The fifties were before my time. My older sisters lived it -- I lived the sixties. I didn't latch onto fifties music until a couple of decades later, via K-Tel compilation LP's. All my music up 'til then was tied up in my life experiences. I was born in 1955, so my first cognition of music was sometime around 1961. But as someone who gobbled up music, I was keen to learn. No offense, but I think my sisters were focused on the wrong music.They bought singles, as many as their collected pennies allowed, but they kind of missed the gems. They bought things like this:


Instead of this:


I know they liked this:


And you know how I feel about Elvis. But they missed this:



And this:

I don't condemn anyone for their taste in music. Music is tied up in memories, a conduit for recalling our past. Lord knows I don't claim most of the pop music from the seventies, even though it happened during the prime of my life. And something happened in the sixties that hadn't been dreamed of during the Eisenhower years.There is a clear dividing line between the middle of the century and what came after. That's not to say there wasn't seminal music created during Ike's time; there was. My sisters, though, had only American Bandstand and nervous AM radio as their guide. I was six years old when my sisters were sixteen and seventeen. They collected few physical albums. One I liked, but didn't know why, featured this song:

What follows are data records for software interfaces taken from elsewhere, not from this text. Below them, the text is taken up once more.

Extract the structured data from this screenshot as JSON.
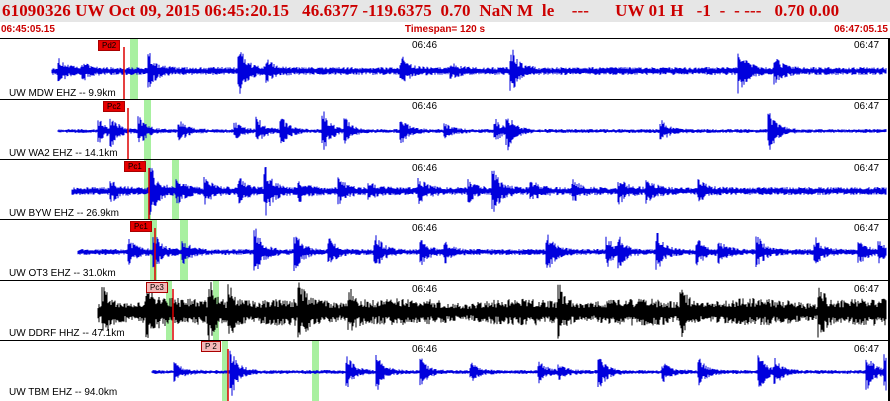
{
  "header": {
    "title": "61090326 UW Oct 09, 2015 06:45:20.15   46.6377 -119.6375  0.70  NaN M  le    ---      UW 01 H   -1  -  - ---   0.70 0.00"
  },
  "time_bar": {
    "start": "06:45:05.15",
    "timespan": "Timespan= 120 s",
    "end": "06:47:05.15"
  },
  "traces": [
    {
      "label": "UW MDW EHZ -- 9.9km",
      "pick": "Pd2",
      "pick_style": "auto",
      "mark_mid": "06:46",
      "mark_end": "06:47",
      "color": "#0000dd"
    },
    {
      "label": "UW WA2 EHZ -- 14.1km",
      "pick": "Pc2",
      "pick_style": "auto",
      "mark_mid": "06:46",
      "mark_end": "06:47",
      "color": "#0000dd"
    },
    {
      "label": "UW BYW EHZ -- 26.9km",
      "pick": "Pc1",
      "pick_style": "auto",
      "mark_mid": "06:46",
      "mark_end": "06:47",
      "color": "#0000dd"
    },
    {
      "label": "UW OT3 EHZ -- 31.0km",
      "pick": "Pc1",
      "pick_style": "auto",
      "mark_mid": "06:46",
      "mark_end": "06:47",
      "color": "#0000dd"
    },
    {
      "label": "UW DDRF HHZ -- 47.1km",
      "pick": "Pc3",
      "pick_style": "man",
      "mark_mid": "06:46",
      "mark_end": "06:47",
      "color": "#000000"
    },
    {
      "label": "UW TBM EHZ -- 94.0km",
      "pick": "P 2",
      "pick_style": "man",
      "mark_mid": "06:46",
      "mark_end": "06:47",
      "color": "#0000dd"
    }
  ]
}
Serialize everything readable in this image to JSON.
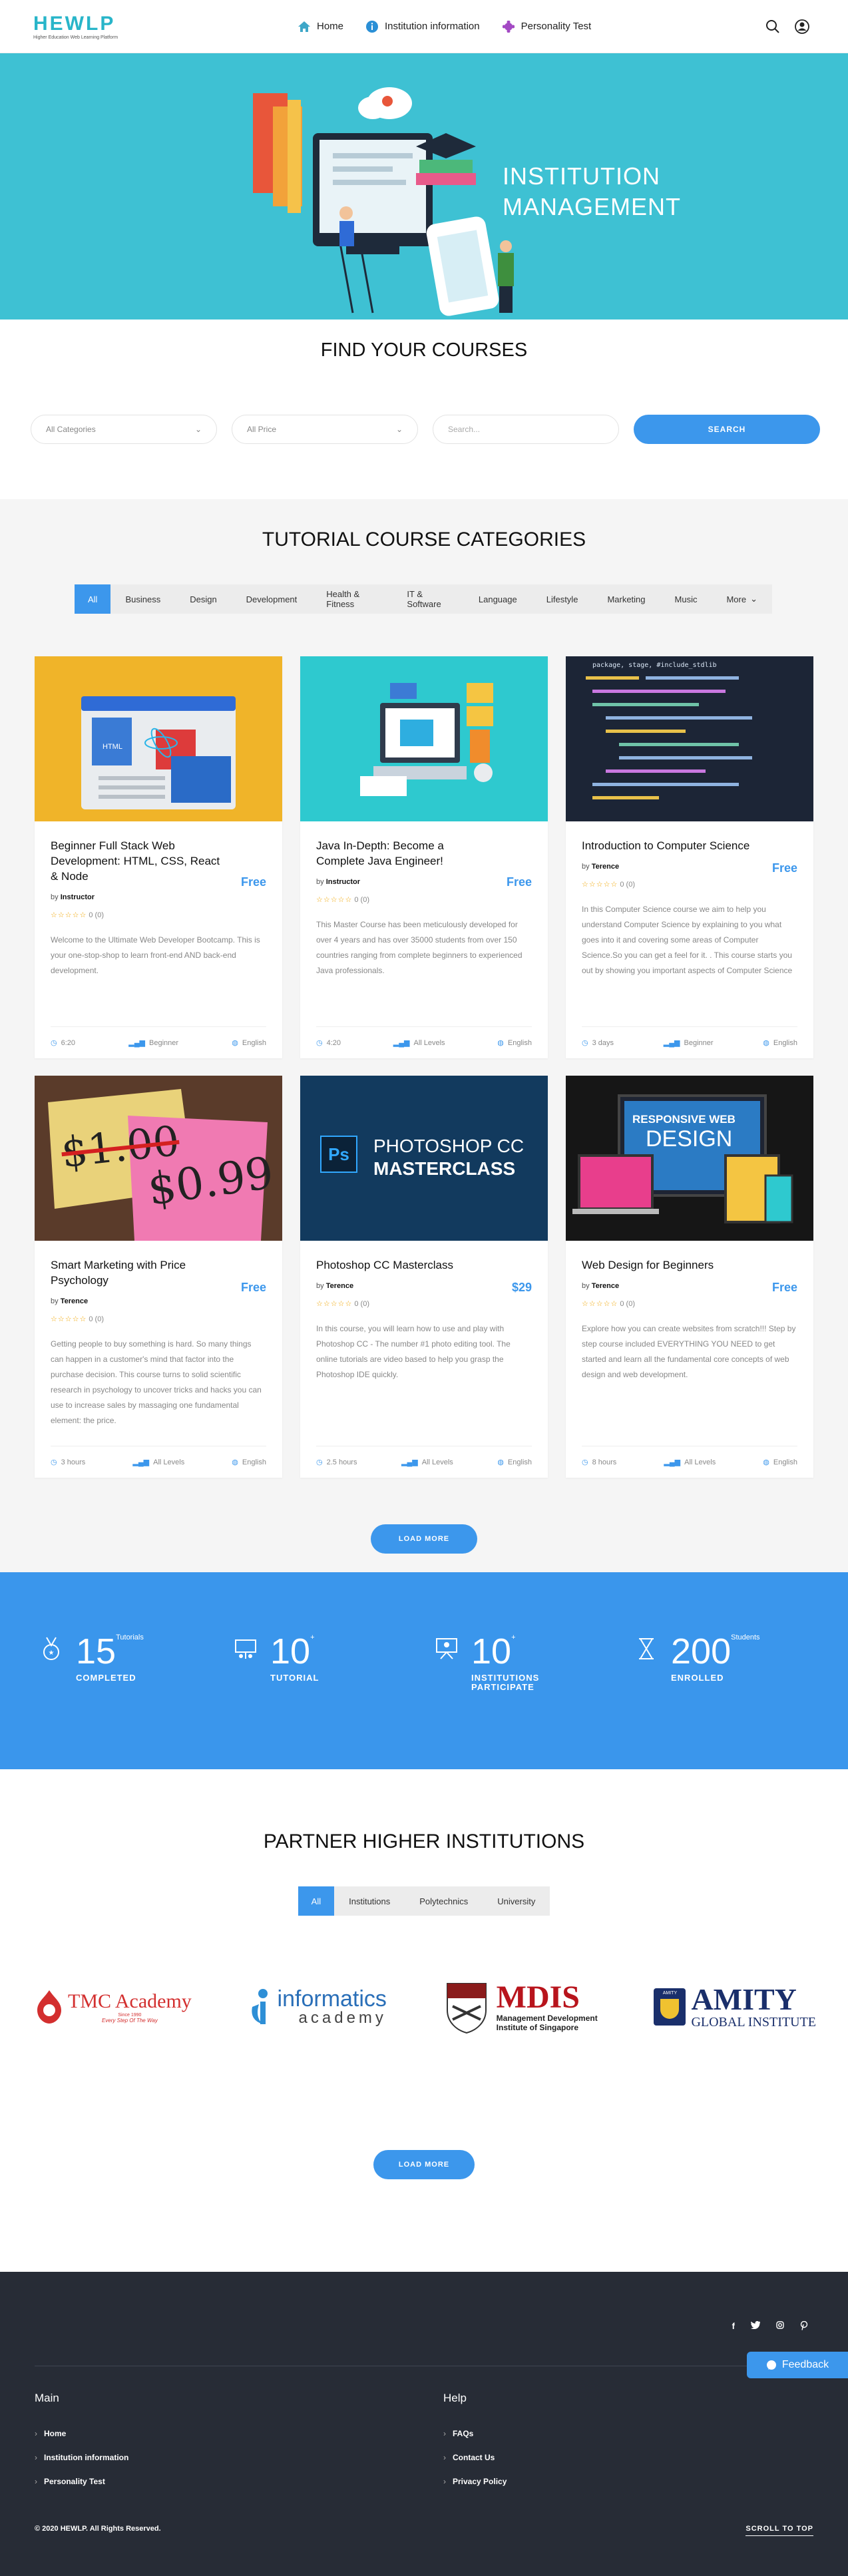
{
  "header": {
    "logo": "HEWLP",
    "logo_tagline": "Higher Education Web Learning Platform",
    "nav": [
      {
        "label": "Home",
        "icon": "home-icon"
      },
      {
        "label": "Institution information",
        "icon": "info-icon"
      },
      {
        "label": "Personality Test",
        "icon": "puzzle-icon"
      }
    ]
  },
  "hero": {
    "title_line1": "INSTITUTION",
    "title_line2": "MANAGEMENT"
  },
  "find": {
    "title": "FIND YOUR COURSES",
    "categories_select": "All Categories",
    "price_select": "All Price",
    "search_placeholder": "Search...",
    "search_button": "SEARCH"
  },
  "tutorial": {
    "title": "TUTORIAL COURSE CATEGORIES",
    "tabs": [
      "All",
      "Business",
      "Design",
      "Development",
      "Health & Fitness",
      "IT & Software",
      "Language",
      "Lifestyle",
      "Marketing",
      "Music",
      "More"
    ],
    "load_more": "LOAD MORE",
    "courses": [
      {
        "title": "Beginner Full Stack Web Development: HTML, CSS, React & Node",
        "price": "Free",
        "by": "by",
        "author": "Instructor",
        "rating": "0 (0)",
        "desc": "Welcome to the Ultimate Web Developer Bootcamp. This is your one-stop-shop to learn front-end AND back-end development.",
        "duration": "6:20",
        "level": "Beginner",
        "lang": "English"
      },
      {
        "title": "Java In-Depth: Become a Complete Java Engineer!",
        "price": "Free",
        "by": "by",
        "author": "Instructor",
        "rating": "0 (0)",
        "desc": "This Master Course has been meticulously developed for over 4 years and has over 35000 students from over 150 countries ranging from complete beginners to experienced Java professionals.",
        "duration": "4:20",
        "level": "All Levels",
        "lang": "English"
      },
      {
        "title": "Introduction to Computer Science",
        "price": "Free",
        "by": "by",
        "author": "Terence",
        "rating": "0 (0)",
        "desc": "In this Computer Science course we aim to help you understand Computer Science by explaining to you what goes into it and covering some areas of Computer Science.So you can get a feel for it. . This course starts you out by showing you important aspects of Computer Science",
        "duration": "3 days",
        "level": "Beginner",
        "lang": "English"
      },
      {
        "title": "Smart Marketing with Price Psychology",
        "price": "Free",
        "by": "by",
        "author": "Terence",
        "rating": "0 (0)",
        "desc": "Getting people to buy something is hard. So many things can happen in a customer's mind that factor into the purchase decision. This course turns to solid scientific research in psychology to uncover tricks and hacks you can use to increase sales by massaging one fundamental element: the price.",
        "duration": "3 hours",
        "level": "All Levels",
        "lang": "English"
      },
      {
        "title": "Photoshop CC Masterclass",
        "price": "$29",
        "by": "by",
        "author": "Terence",
        "rating": "0 (0)",
        "desc": "In this course, you will learn how to use and play with Photoshop CC - The number #1 photo editing tool. The online tutorials are video based to help you grasp the Photoshop IDE quickly.",
        "duration": "2.5 hours",
        "level": "All Levels",
        "lang": "English"
      },
      {
        "title": "Web Design for Beginners",
        "price": "Free",
        "by": "by",
        "author": "Terence",
        "rating": "0 (0)",
        "desc": "Explore how you can create websites from scratch!!! Step by step course included EVERYTHING YOU NEED to get started and learn all the fundamental core concepts of web design and web development.",
        "duration": "8 hours",
        "level": "All Levels",
        "lang": "English"
      }
    ],
    "img_texts": {
      "html": "HTML",
      "ps_title": "PHOTOSHOP CC",
      "ps_sub": "MASTERCLASS",
      "ps_logo": "Ps",
      "rwd1": "RESPONSIVE WEB",
      "rwd2": "DESIGN",
      "price1": "$1.00",
      "price2": "$0.99",
      "code": "package, stage, #include_stdlib"
    }
  },
  "stats": [
    {
      "num": "15",
      "sup": "Tutorials",
      "label1": "COMPLETED",
      "label2": ""
    },
    {
      "num": "10",
      "sup": "+",
      "label1": "TUTORIAL",
      "label2": ""
    },
    {
      "num": "10",
      "sup": "+",
      "label1": "INSTITUTIONS",
      "label2": "PARTICIPATE"
    },
    {
      "num": "200",
      "sup": "Students",
      "label1": "ENROLLED",
      "label2": ""
    }
  ],
  "partners": {
    "title": "PARTNER HIGHER INSTITUTIONS",
    "tabs": [
      "All",
      "Institutions",
      "Polytechnics",
      "University"
    ],
    "load_more": "LOAD MORE",
    "logos": {
      "tmc": "TMC Academy",
      "tmc_sub": "Since 1990",
      "tmc_tag": "Every Step Of The Way",
      "inf1": "informatics",
      "inf2": "academy",
      "mdis": "MDIS",
      "mdis_sub1": "Management Development",
      "mdis_sub2": "Institute of Singapore",
      "amity1": "AMITY",
      "amity2": "GLOBAL INSTITUTE",
      "amity_badge": "AMITY"
    }
  },
  "footer": {
    "feedback": "Feedback",
    "main_title": "Main",
    "main_links": [
      "Home",
      "Institution information",
      "Personality Test"
    ],
    "help_title": "Help",
    "help_links": [
      "FAQs",
      "Contact Us",
      "Privacy Policy"
    ],
    "copyright": "© 2020 HEWLP. All Rights Reserved.",
    "scroll_top": "SCROLL TO TOP",
    "social": [
      "f",
      "t",
      "ig",
      "p"
    ]
  }
}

I now know why. It was country music, which I'd never heard of at age six. I bet my sisters didn't know about country music, either.

Fifties music had its gems. Every decade has its own. 

Nevertheless, as I'm struggling with my novel, listening to the fifties soothes me and informs me. 

And I don't want to simply let it pass by.



Saturday, August 15, 2020

2020 Country Music Hall Of Fame Inductees -- Part 3


Dean Dillon has been derided as "George Strait's songwriter", but that's too silly to even entertain. Had George passed on a song, someone else wouldn't have recorded it? I, too, if I had George Strait's ear, would pitch my songs to him first. Who wouldn't? That doesn't make Dean Dillon any less a stellar songwriter. It does mean that George has superb taste.

Frankly, if Dean Dillon never wrote another song, he could celebrate a life well-lived based on this alone:


A great song is judged by the number of people who fall in love with it. A great songwriter is an ethereal being. I've written songs and one, maybe two, dropped from heaven. Okay, one. Songwriting is one part skill and three parts transcendent intervention. Lennon and McCartney were both extraordinary songwriters. In country, Hank Williams was a savant; Merle Haggard a master; Harlan Howard hit the sweet spot; Willie Nelson shredded hearts. Roger Miller possessed an alien genius. Kristofferson spoke words mere beings could not conjure.

Dillon's songs have been recorded by such disparate artists as Hank Williams, Jr., Kenny Chesney, Vince Gill, Toby Keith, Alabama, George Jones, and Pam Tillis, to name a few (and that is a disparate list!) But frankly, the best ones were recorded by George, and again, why not?

This is a well-deserved honor and a long time coming.

Lead on...